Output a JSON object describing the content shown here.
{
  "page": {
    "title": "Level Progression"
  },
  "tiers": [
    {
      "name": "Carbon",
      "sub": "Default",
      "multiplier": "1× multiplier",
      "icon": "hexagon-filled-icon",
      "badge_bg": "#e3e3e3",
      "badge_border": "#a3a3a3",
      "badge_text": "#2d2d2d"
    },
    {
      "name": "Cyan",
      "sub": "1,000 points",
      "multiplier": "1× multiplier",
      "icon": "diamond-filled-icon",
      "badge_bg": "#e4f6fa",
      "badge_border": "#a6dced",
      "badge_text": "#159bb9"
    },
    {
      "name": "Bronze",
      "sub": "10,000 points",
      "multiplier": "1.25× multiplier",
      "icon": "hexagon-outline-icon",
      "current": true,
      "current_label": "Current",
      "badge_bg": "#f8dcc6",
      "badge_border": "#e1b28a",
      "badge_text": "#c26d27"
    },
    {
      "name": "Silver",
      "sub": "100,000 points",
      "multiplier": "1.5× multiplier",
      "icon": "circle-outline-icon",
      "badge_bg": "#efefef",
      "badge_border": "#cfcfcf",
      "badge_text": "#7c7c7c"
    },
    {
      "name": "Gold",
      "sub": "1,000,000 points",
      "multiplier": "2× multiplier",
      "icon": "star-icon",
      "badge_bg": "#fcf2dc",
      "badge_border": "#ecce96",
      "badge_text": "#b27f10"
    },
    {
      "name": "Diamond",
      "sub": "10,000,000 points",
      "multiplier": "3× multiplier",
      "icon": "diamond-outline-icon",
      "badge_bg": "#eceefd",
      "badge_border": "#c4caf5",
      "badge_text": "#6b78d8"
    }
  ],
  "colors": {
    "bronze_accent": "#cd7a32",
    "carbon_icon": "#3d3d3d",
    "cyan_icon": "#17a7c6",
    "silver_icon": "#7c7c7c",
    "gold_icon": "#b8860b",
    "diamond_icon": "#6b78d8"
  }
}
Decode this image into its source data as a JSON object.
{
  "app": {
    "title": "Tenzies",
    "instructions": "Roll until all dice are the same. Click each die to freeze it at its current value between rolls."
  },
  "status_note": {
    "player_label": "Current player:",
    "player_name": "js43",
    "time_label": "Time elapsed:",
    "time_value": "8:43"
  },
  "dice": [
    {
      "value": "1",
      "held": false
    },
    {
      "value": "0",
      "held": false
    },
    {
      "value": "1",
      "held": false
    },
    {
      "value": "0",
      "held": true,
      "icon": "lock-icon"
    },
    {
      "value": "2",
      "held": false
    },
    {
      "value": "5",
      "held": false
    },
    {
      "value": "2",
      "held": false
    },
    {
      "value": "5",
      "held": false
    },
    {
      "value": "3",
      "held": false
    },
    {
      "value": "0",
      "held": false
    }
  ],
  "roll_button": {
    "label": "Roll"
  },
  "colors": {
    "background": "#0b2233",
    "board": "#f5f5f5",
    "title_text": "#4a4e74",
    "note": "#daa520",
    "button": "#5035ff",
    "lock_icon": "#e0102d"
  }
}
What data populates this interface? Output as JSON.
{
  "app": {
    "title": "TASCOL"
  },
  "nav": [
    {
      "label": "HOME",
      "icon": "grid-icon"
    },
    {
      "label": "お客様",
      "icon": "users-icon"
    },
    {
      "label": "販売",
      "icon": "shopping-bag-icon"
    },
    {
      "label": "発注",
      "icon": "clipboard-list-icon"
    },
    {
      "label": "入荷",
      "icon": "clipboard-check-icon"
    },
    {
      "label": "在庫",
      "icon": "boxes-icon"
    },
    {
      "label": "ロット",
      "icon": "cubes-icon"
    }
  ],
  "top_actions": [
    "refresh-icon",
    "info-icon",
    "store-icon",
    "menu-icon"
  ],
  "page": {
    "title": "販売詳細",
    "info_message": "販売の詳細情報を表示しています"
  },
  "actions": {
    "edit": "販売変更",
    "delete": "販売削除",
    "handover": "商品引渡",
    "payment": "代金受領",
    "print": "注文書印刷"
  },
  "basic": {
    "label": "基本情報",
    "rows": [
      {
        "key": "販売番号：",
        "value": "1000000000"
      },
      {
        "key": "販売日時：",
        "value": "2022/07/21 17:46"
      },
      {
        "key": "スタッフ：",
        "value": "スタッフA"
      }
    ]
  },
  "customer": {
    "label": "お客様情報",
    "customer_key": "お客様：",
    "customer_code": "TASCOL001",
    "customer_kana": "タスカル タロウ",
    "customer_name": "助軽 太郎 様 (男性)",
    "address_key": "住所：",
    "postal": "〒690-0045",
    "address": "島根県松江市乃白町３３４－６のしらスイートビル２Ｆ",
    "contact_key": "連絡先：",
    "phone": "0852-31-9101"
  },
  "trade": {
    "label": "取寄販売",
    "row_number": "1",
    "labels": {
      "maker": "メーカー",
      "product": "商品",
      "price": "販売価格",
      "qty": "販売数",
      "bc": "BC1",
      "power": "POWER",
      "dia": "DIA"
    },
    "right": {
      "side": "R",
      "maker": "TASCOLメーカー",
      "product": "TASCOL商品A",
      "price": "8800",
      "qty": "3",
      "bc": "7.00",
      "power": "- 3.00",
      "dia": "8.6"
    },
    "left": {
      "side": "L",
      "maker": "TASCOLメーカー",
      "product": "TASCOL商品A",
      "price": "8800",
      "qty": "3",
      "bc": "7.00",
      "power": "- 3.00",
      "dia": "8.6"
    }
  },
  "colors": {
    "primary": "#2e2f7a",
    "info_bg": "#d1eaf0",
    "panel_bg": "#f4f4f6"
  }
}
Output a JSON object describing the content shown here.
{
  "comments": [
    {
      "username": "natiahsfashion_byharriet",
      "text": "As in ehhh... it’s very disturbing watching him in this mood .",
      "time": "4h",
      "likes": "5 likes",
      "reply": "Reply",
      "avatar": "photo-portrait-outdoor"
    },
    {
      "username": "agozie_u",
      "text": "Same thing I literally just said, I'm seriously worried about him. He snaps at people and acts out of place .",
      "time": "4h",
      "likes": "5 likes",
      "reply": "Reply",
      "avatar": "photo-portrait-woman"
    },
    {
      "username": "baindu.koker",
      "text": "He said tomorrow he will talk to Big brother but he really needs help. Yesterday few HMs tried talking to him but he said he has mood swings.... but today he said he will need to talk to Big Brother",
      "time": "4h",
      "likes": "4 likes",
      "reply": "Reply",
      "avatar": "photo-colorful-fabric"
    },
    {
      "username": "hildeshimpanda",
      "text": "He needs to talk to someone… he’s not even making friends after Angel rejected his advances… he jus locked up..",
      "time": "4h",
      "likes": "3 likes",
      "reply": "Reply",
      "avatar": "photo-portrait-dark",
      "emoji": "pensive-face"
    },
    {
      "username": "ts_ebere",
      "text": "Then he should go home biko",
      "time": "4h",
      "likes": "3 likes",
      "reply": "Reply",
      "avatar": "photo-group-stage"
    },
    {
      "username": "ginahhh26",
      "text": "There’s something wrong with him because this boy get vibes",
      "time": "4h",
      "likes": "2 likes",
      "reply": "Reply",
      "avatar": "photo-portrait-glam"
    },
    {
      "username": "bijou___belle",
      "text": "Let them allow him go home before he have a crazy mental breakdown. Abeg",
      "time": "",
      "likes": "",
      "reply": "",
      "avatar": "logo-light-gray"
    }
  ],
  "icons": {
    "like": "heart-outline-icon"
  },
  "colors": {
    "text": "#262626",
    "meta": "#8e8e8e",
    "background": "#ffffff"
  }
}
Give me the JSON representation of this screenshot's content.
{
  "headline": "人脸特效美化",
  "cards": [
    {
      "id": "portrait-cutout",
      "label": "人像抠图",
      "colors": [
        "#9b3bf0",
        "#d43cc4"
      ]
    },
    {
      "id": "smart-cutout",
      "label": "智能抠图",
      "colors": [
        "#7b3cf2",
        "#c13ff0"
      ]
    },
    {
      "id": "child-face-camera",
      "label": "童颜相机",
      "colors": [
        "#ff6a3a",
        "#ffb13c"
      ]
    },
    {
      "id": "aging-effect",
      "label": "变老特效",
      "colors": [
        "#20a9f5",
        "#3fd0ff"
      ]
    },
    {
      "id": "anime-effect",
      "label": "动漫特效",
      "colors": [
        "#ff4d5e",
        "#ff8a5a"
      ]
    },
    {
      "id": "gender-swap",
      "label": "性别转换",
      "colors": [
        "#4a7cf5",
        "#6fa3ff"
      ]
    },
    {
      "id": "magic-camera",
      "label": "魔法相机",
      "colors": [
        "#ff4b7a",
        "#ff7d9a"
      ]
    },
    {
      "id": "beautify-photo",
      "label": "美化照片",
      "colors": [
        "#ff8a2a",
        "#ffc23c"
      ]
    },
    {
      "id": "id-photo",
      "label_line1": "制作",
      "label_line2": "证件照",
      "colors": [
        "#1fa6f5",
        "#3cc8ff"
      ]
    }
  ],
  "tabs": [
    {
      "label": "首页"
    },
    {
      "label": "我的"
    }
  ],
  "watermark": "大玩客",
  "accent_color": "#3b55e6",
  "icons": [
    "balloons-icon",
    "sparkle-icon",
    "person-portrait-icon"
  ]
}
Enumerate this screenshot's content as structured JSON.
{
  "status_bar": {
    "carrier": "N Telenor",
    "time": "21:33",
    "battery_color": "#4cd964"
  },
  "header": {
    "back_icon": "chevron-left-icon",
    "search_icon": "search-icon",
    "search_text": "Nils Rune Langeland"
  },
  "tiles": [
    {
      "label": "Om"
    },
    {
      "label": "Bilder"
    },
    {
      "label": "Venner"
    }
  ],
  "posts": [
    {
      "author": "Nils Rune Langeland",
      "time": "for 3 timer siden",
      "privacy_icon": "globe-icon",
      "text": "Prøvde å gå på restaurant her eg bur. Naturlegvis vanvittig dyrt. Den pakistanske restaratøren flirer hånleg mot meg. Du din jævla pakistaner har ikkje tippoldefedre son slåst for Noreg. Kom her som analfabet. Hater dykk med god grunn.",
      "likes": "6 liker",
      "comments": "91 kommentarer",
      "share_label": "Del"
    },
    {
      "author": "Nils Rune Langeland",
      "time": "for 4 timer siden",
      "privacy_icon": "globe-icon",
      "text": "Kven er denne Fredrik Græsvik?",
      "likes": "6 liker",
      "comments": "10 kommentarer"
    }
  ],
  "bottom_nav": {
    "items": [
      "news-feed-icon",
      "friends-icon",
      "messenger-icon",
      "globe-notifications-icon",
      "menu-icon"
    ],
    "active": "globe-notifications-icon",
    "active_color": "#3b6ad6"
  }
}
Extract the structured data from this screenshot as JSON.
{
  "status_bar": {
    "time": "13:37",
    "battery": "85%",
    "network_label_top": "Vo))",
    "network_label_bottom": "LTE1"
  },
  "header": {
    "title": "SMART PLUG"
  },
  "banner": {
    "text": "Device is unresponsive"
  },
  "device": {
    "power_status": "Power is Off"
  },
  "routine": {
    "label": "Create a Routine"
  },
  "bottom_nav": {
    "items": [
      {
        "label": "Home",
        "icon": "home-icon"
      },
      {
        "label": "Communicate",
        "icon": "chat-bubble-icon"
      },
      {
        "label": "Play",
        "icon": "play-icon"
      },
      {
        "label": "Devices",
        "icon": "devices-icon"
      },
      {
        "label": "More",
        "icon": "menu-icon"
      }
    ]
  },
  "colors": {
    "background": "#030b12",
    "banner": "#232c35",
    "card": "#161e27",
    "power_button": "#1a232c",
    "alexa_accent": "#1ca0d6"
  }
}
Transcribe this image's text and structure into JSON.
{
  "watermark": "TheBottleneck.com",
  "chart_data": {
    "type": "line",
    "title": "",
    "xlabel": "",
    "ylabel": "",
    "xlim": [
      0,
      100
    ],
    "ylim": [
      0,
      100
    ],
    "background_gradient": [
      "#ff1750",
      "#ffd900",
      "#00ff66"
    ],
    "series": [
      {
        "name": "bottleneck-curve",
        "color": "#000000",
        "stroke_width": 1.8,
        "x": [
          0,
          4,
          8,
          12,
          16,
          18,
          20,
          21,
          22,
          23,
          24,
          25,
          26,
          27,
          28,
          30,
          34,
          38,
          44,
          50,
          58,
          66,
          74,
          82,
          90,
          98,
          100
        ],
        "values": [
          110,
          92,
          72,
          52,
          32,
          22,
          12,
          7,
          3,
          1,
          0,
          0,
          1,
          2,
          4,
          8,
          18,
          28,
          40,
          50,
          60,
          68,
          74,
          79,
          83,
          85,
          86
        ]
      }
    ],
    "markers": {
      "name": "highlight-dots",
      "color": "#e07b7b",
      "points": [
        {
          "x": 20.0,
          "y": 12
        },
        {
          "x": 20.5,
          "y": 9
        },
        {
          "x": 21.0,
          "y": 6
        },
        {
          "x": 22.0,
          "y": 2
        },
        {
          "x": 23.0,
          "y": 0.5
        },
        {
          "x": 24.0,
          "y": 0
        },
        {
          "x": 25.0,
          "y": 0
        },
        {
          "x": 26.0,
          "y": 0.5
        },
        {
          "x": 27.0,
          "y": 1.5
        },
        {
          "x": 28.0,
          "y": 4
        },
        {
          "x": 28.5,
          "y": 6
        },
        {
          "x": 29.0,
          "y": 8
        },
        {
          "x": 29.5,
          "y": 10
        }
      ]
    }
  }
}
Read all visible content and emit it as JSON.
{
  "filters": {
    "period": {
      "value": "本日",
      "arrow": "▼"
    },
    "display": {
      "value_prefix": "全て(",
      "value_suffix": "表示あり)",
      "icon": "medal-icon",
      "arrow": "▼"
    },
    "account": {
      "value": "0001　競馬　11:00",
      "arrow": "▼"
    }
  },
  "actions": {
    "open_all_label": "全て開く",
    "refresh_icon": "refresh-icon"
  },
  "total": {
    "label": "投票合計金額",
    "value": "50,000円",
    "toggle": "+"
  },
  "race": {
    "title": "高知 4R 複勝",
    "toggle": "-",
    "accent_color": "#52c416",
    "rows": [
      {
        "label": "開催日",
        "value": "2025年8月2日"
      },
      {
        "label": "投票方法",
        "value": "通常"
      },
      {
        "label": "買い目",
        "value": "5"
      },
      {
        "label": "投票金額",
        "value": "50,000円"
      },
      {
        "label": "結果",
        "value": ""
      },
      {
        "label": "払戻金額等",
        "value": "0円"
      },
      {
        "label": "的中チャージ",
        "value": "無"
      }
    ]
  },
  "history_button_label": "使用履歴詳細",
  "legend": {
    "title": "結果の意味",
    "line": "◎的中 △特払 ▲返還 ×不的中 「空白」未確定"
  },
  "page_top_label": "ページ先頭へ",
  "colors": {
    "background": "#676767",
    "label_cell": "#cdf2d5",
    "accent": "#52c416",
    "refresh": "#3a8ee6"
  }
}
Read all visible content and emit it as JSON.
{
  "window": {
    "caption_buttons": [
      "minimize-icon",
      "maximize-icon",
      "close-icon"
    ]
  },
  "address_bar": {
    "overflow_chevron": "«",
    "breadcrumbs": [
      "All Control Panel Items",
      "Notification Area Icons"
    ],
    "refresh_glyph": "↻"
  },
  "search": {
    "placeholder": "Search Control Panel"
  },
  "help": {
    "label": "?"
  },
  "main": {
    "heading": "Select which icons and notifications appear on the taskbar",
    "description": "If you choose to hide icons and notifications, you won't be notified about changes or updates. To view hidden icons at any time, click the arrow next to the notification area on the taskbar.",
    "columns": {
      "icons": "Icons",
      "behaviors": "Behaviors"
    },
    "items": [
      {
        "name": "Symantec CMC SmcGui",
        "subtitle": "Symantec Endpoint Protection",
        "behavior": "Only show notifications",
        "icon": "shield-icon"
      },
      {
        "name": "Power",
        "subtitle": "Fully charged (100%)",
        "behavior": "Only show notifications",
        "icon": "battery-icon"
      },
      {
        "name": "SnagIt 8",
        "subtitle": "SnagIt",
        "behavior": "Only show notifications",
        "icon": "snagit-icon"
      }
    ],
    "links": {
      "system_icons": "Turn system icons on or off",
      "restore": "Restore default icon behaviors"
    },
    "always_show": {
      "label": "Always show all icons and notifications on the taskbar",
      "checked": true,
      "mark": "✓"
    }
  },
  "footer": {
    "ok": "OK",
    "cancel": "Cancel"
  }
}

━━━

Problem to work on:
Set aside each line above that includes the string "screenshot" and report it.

Exercise answer:
Give me the JSON representation of this screenshot's content.
Enumerate this screenshot's content as structured JSON.
Extract the structured data from this screenshot as JSON.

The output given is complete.